WORK TASK →
The response must be made up of the lines in the entries below that contain "Lucky".

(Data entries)
━━━━━━
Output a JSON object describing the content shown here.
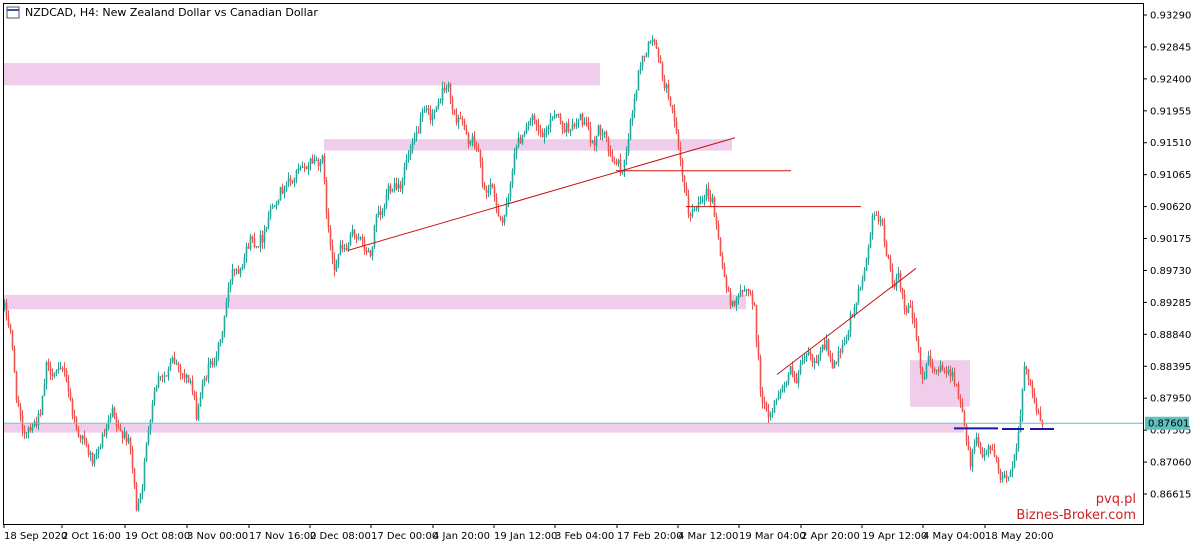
{
  "header": {
    "title": "NZDCAD, H4:  New Zealand Dollar vs Canadian Dollar"
  },
  "watermark": {
    "line1": "pvq.pl",
    "line2": "Biznes-Broker.com"
  },
  "colors": {
    "bull": "#26a69a",
    "bear": "#ef5350",
    "zone": "#efcdeb",
    "trend": "#cc1111",
    "current_line": "#5fc2bd",
    "marker": "#1a1aa8",
    "axis": "#000000"
  },
  "chart_data": {
    "type": "candlestick",
    "symbol": "NZDCAD",
    "timeframe": "H4",
    "ylim": [
      0.863,
      0.935
    ],
    "y_ticks": [
      "0.93290",
      "0.92845",
      "0.92400",
      "0.91955",
      "0.91510",
      "0.91065",
      "0.90620",
      "0.90175",
      "0.89730",
      "0.89285",
      "0.88840",
      "0.88395",
      "0.87950",
      "0.87505",
      "0.87060",
      "0.86615"
    ],
    "current_price": "0.87601",
    "x_ticks": [
      "18 Sep 2020",
      "2 Oct 16:00",
      "19 Oct 08:00",
      "3 Nov 00:00",
      "17 Nov 16:00",
      "2 Dec 08:00",
      "17 Dec 00:00",
      "4 Jan 20:00",
      "19 Jan 12:00",
      "3 Feb 04:00",
      "17 Feb 20:00",
      "4 Mar 12:00",
      "19 Mar 04:00",
      "2 Apr 20:00",
      "19 Apr 12:00",
      "4 May 04:00",
      "18 May 20:00"
    ],
    "path": [
      [
        0,
        0.8921
      ],
      [
        6,
        0.889
      ],
      [
        12,
        0.88
      ],
      [
        18,
        0.8745
      ],
      [
        24,
        0.8755
      ],
      [
        30,
        0.876
      ],
      [
        36,
        0.877
      ],
      [
        42,
        0.8838
      ],
      [
        48,
        0.8832
      ],
      [
        54,
        0.8829
      ],
      [
        60,
        0.8838
      ],
      [
        66,
        0.879
      ],
      [
        72,
        0.8752
      ],
      [
        78,
        0.8739
      ],
      [
        84,
        0.8719
      ],
      [
        90,
        0.8702
      ],
      [
        96,
        0.8732
      ],
      [
        102,
        0.875
      ],
      [
        108,
        0.8775
      ],
      [
        114,
        0.8747
      ],
      [
        120,
        0.8748
      ],
      [
        126,
        0.8723
      ],
      [
        132,
        0.8644
      ],
      [
        138,
        0.8675
      ],
      [
        144,
        0.8754
      ],
      [
        150,
        0.8808
      ],
      [
        156,
        0.883
      ],
      [
        162,
        0.8825
      ],
      [
        168,
        0.8848
      ],
      [
        174,
        0.884
      ],
      [
        180,
        0.8825
      ],
      [
        186,
        0.8819
      ],
      [
        192,
        0.8773
      ],
      [
        198,
        0.881
      ],
      [
        204,
        0.8838
      ],
      [
        210,
        0.8851
      ],
      [
        216,
        0.8872
      ],
      [
        222,
        0.8928
      ],
      [
        228,
        0.8978
      ],
      [
        234,
        0.8975
      ],
      [
        240,
        0.8993
      ],
      [
        246,
        0.9018
      ],
      [
        252,
        0.901
      ],
      [
        258,
        0.9019
      ],
      [
        264,
        0.905
      ],
      [
        270,
        0.907
      ],
      [
        276,
        0.9082
      ],
      [
        282,
        0.9094
      ],
      [
        288,
        0.9098
      ],
      [
        294,
        0.9112
      ],
      [
        300,
        0.9113
      ],
      [
        306,
        0.9127
      ],
      [
        312,
        0.9126
      ],
      [
        318,
        0.9126
      ],
      [
        324,
        0.9025
      ],
      [
        330,
        0.898
      ],
      [
        336,
        0.9003
      ],
      [
        342,
        0.9001
      ],
      [
        348,
        0.9024
      ],
      [
        354,
        0.9022
      ],
      [
        360,
        0.9003
      ],
      [
        366,
        0.8993
      ],
      [
        372,
        0.9046
      ],
      [
        378,
        0.9051
      ],
      [
        384,
        0.9089
      ],
      [
        390,
        0.9094
      ],
      [
        396,
        0.9093
      ],
      [
        402,
        0.9125
      ],
      [
        408,
        0.9144
      ],
      [
        414,
        0.9171
      ],
      [
        420,
        0.9194
      ],
      [
        426,
        0.919
      ],
      [
        432,
        0.9195
      ],
      [
        438,
        0.9224
      ],
      [
        444,
        0.9228
      ],
      [
        450,
        0.9185
      ],
      [
        456,
        0.9188
      ],
      [
        462,
        0.9157
      ],
      [
        468,
        0.9152
      ],
      [
        474,
        0.9139
      ],
      [
        480,
        0.908
      ],
      [
        486,
        0.9092
      ],
      [
        492,
        0.9062
      ],
      [
        498,
        0.9041
      ],
      [
        504,
        0.9069
      ],
      [
        510,
        0.9141
      ],
      [
        516,
        0.9156
      ],
      [
        522,
        0.9177
      ],
      [
        528,
        0.9182
      ],
      [
        534,
        0.9166
      ],
      [
        540,
        0.9158
      ],
      [
        546,
        0.9185
      ],
      [
        552,
        0.9195
      ],
      [
        558,
        0.917
      ],
      [
        564,
        0.9174
      ],
      [
        570,
        0.9171
      ],
      [
        576,
        0.9187
      ],
      [
        582,
        0.9172
      ],
      [
        588,
        0.9148
      ],
      [
        594,
        0.9167
      ],
      [
        600,
        0.9172
      ],
      [
        606,
        0.9126
      ],
      [
        612,
        0.9125
      ],
      [
        618,
        0.911
      ],
      [
        624,
        0.916
      ],
      [
        630,
        0.9211
      ],
      [
        636,
        0.9262
      ],
      [
        642,
        0.928
      ],
      [
        648,
        0.9297
      ],
      [
        654,
        0.9268
      ],
      [
        660,
        0.9233
      ],
      [
        666,
        0.921
      ],
      [
        672,
        0.9158
      ],
      [
        678,
        0.9103
      ],
      [
        684,
        0.9053
      ],
      [
        690,
        0.9056
      ],
      [
        696,
        0.9075
      ],
      [
        702,
        0.9082
      ],
      [
        708,
        0.9071
      ],
      [
        714,
        0.9016
      ],
      [
        720,
        0.8963
      ],
      [
        726,
        0.8925
      ],
      [
        732,
        0.8936
      ],
      [
        738,
        0.894
      ],
      [
        744,
        0.895
      ],
      [
        750,
        0.8918
      ],
      [
        756,
        0.8809
      ],
      [
        762,
        0.8772
      ],
      [
        768,
        0.8777
      ],
      [
        774,
        0.8806
      ],
      [
        780,
        0.8812
      ],
      [
        786,
        0.8833
      ],
      [
        792,
        0.8814
      ],
      [
        798,
        0.8846
      ],
      [
        804,
        0.8857
      ],
      [
        810,
        0.8842
      ],
      [
        816,
        0.8865
      ],
      [
        822,
        0.8872
      ],
      [
        828,
        0.8834
      ],
      [
        834,
        0.8853
      ],
      [
        840,
        0.8867
      ],
      [
        846,
        0.8904
      ],
      [
        852,
        0.893
      ],
      [
        858,
        0.8959
      ],
      [
        864,
        0.9009
      ],
      [
        870,
        0.9057
      ],
      [
        876,
        0.9045
      ],
      [
        882,
        0.9
      ],
      [
        888,
        0.8954
      ],
      [
        894,
        0.8962
      ],
      [
        900,
        0.8918
      ],
      [
        906,
        0.8916
      ],
      [
        912,
        0.8886
      ],
      [
        918,
        0.8822
      ],
      [
        924,
        0.8847
      ],
      [
        930,
        0.8829
      ],
      [
        936,
        0.8844
      ],
      [
        942,
        0.8829
      ],
      [
        948,
        0.8833
      ],
      [
        954,
        0.8797
      ],
      [
        960,
        0.8761
      ],
      [
        966,
        0.8704
      ],
      [
        972,
        0.8747
      ],
      [
        978,
        0.8713
      ],
      [
        984,
        0.8728
      ],
      [
        990,
        0.8714
      ],
      [
        996,
        0.8679
      ],
      [
        1002,
        0.8686
      ],
      [
        1008,
        0.8698
      ],
      [
        1014,
        0.8751
      ],
      [
        1020,
        0.8833
      ],
      [
        1026,
        0.882
      ],
      [
        1032,
        0.8778
      ],
      [
        1038,
        0.8756
      ]
    ],
    "zones": [
      {
        "x0": 0,
        "x1": 596,
        "y0": 0.9231,
        "y1": 0.9262
      },
      {
        "x0": 320,
        "x1": 728,
        "y0": 0.914,
        "y1": 0.9156
      },
      {
        "x0": 0,
        "x1": 742,
        "y0": 0.8919,
        "y1": 0.8939
      },
      {
        "x0": 0,
        "x1": 960,
        "y0": 0.8747,
        "y1": 0.8759
      },
      {
        "x0": 906,
        "x1": 966,
        "y0": 0.8783,
        "y1": 0.8848
      }
    ],
    "trendlines": [
      {
        "x0": 344,
        "y0": 0.9001,
        "x1": 731,
        "y1": 0.9158
      },
      {
        "x0": 612,
        "y0": 0.9112,
        "x1": 787,
        "y1": 0.9112
      },
      {
        "x0": 682,
        "y0": 0.9062,
        "x1": 857,
        "y1": 0.9062
      },
      {
        "x0": 773,
        "y0": 0.8828,
        "x1": 912,
        "y1": 0.8976
      }
    ],
    "markers": [
      {
        "x0": 950,
        "x1": 994,
        "y": 0.8753
      },
      {
        "x0": 998,
        "x1": 1020,
        "y": 0.8752
      },
      {
        "x0": 1026,
        "x1": 1050,
        "y": 0.8752
      }
    ]
  }
}
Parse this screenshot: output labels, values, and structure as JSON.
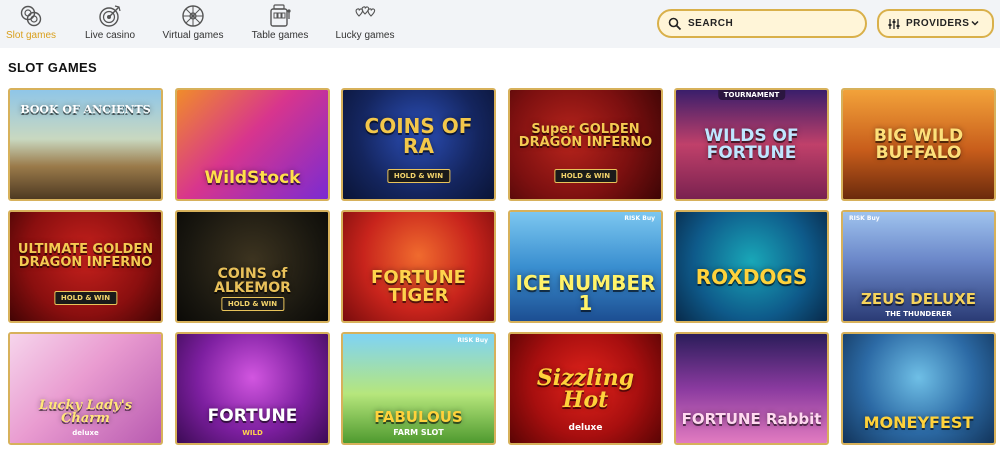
{
  "nav": {
    "items": [
      {
        "label": "Slot games",
        "icon": "slot-chips-icon"
      },
      {
        "label": "Live casino",
        "icon": "target-icon"
      },
      {
        "label": "Virtual games",
        "icon": "wheel-icon"
      },
      {
        "label": "Table games",
        "icon": "slot-machine-icon"
      },
      {
        "label": "Lucky games",
        "icon": "hearts-icon"
      }
    ],
    "active_color": "#d9a01e"
  },
  "search": {
    "placeholder": "SEARCH"
  },
  "providers": {
    "label": "PROVIDERS"
  },
  "section": {
    "title": "SLOT GAMES"
  },
  "games": [
    {
      "title": "BOOK OF ANCIENTS",
      "badge": "",
      "tag": "",
      "risk": "",
      "sub": ""
    },
    {
      "title": "WildStock",
      "badge": "",
      "tag": "",
      "risk": "",
      "sub": ""
    },
    {
      "title": "COINS OF RA",
      "badge": "HOLD & WIN",
      "tag": "",
      "risk": "",
      "sub": ""
    },
    {
      "title": "Super GOLDEN DRAGON INFERNO",
      "badge": "HOLD & WIN",
      "tag": "",
      "risk": "",
      "sub": ""
    },
    {
      "title": "WILDS OF FORTUNE",
      "badge": "",
      "tag": "TOURNAMENT",
      "risk": "",
      "sub": ""
    },
    {
      "title": "BIG WILD BUFFALO",
      "badge": "",
      "tag": "",
      "risk": "",
      "sub": ""
    },
    {
      "title": "ULTIMATE GOLDEN DRAGON INFERNO",
      "badge": "HOLD & WIN",
      "tag": "",
      "risk": "",
      "sub": ""
    },
    {
      "title": "COINS of ALKEMOR",
      "badge": "HOLD & WIN",
      "tag": "",
      "risk": "",
      "sub": ""
    },
    {
      "title": "FORTUNE TIGER",
      "badge": "",
      "tag": "",
      "risk": "",
      "sub": ""
    },
    {
      "title": "ICE NUMBER 1",
      "badge": "",
      "tag": "",
      "risk": "RISK Buy",
      "sub": ""
    },
    {
      "title": "ROXDOGS",
      "badge": "",
      "tag": "",
      "risk": "",
      "sub": ""
    },
    {
      "title": "ZEUS DELUXE",
      "badge": "",
      "tag": "",
      "risk": "RISK Buy",
      "sub": "THE THUNDERER"
    },
    {
      "title": "Lucky Lady's Charm",
      "badge": "",
      "tag": "",
      "risk": "",
      "sub": "deluxe"
    },
    {
      "title": "FORTUNE",
      "badge": "",
      "tag": "",
      "risk": "",
      "sub": "WILD"
    },
    {
      "title": "FABULOUS",
      "badge": "",
      "tag": "",
      "risk": "RISK Buy",
      "sub": "FARM SLOT"
    },
    {
      "title": "Sizzling Hot",
      "badge": "",
      "tag": "",
      "risk": "",
      "sub": "deluxe"
    },
    {
      "title": "FORTUNE Rabbit",
      "badge": "",
      "tag": "",
      "risk": "",
      "sub": ""
    },
    {
      "title": "MONEYFEST",
      "badge": "",
      "tag": "",
      "risk": "",
      "sub": ""
    }
  ]
}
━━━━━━
RESULT OF THE TASK →
        "label": "Lucky games",
      "title": "Lucky Lady's Charm",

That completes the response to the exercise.